If you witnessed people rummaging through their purses or coat jackets on Friday, October 9th at Carnegie Hall, they were most likely searching for Kleenex to dry their tear filled eyes. The New York Pops, along with Essential Voices USA kicked off another season and were joined by Broadway talent, Sierra Boggess and Julian Ovenden who performed the most stirring version of “You’ll Never Walk Alone” I have ever heard. The song, from Carousel, was one of the many Rodgers and Hammerstein numbers heard that night. Conductor Steven Reineke sequentially represented every one of their musicals (even the flops) in a brisk, but wholly enjoyable evening of song.
Boggess, who recently starred in Broadway’s It Shoulda Been You and will soon be seen in Andrew Lloyd Webber’s Broadway show School of Rock, showed a playful and fun side in “The Gentleman is a Dope” from Allegro and “I Enjoy Being a Girl” from Flower Drum Song. Her more pensive side was on display in the obscure, but lovely “Everybody’s Got a Home but Me” from Pipe Dream.

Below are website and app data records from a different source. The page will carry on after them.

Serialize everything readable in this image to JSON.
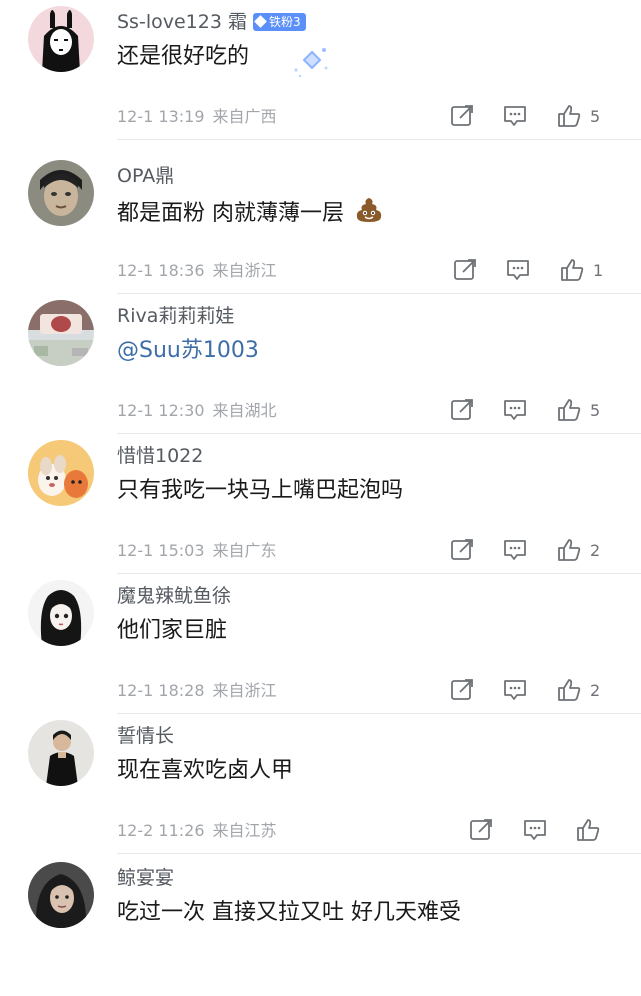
{
  "comments": [
    {
      "username": "Ss-love123 霜",
      "badge": "铁粉3",
      "text": "还是很好吃的",
      "time": "12-1 13:19",
      "location": "来自广西",
      "likes": "5"
    },
    {
      "username": "OPA鼎",
      "text": "都是面粉 肉就薄薄一层",
      "emoji": "poop-emoji",
      "time": "12-1 18:36",
      "location": "来自浙江",
      "likes": "1"
    },
    {
      "username": "Riva莉莉莉娃",
      "text": "@Suu苏1003",
      "time": "12-1 12:30",
      "location": "来自湖北",
      "likes": "5"
    },
    {
      "username": "惜惜1022",
      "text": "只有我吃一块马上嘴巴起泡吗",
      "time": "12-1 15:03",
      "location": "来自广东",
      "likes": "2"
    },
    {
      "username": "魔鬼辣鱿鱼徐",
      "text": "他们家巨脏",
      "time": "12-1 18:28",
      "location": "来自浙江",
      "likes": "2"
    },
    {
      "username": "誓情长",
      "text": "现在喜欢吃卤人甲",
      "time": "12-2 11:26",
      "location": "来自江苏",
      "likes": ""
    },
    {
      "username": "鲸宴宴",
      "text": "吃过一次 直接又拉又吐 好几天难受"
    }
  ],
  "colors": {
    "mention": "#3d6ea8",
    "badge": "#5b8ff9",
    "meta": "#a2a6ab"
  },
  "icons": [
    "share-icon",
    "comment-icon",
    "like-icon"
  ]
}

Ovenden’s solos included “Oh! What a Beautiful Mornin’” from Oklahoma! , “Soliloquy” from Carousel, and “Some Enchanted Evening” from South Pacific. The stage and screen star, most recently seen on Downtown Abbey has a serviceable, but not terribly compelling voice. He is the type of singer who sings from the page, but not necessarily from the heart. One exception was his moving version of “Edelweiss” from The Sound of Music, which is probably a good sign; Ovenden is set to play Captain Von Trapp in a live version of the beloved musical on ITV this December. Perhaps he was just vocally tentative, given the fact that he was a last-minute replacement for the previously announced Steven Pasquale.
Boggess on the other hand, has the “it” factor that thrills. Her impressive range is warm and exciting and fewer sopranos can match her fresh interpretations of these classics.
Judith Clurman’s Essential Voices USA also had their moments in the spotlight, first with “It’s a Grand Night for Singing” from State Fair and later with a cheeky, solo-flecked version of “There is Nothin’ like a Dame” from South Pacific. Both numbers, along with their occasional accompaniment of Boggess and Ovenden proved that they are worthy of their frequent appearances at the distinguished Carnegie Hall.
As for the New York Pops…it goes without saying that spending an evening with them is like visiting an old friend: inviting, surprising, and something to cherish.
For tickets and information on their upcoming performances, including a November 13th tribute concert to Billie Holiday, Sarah Vaughn, Dinah Washington, and other Sophisticated Ladies, visit http://www.newyorkpops.org/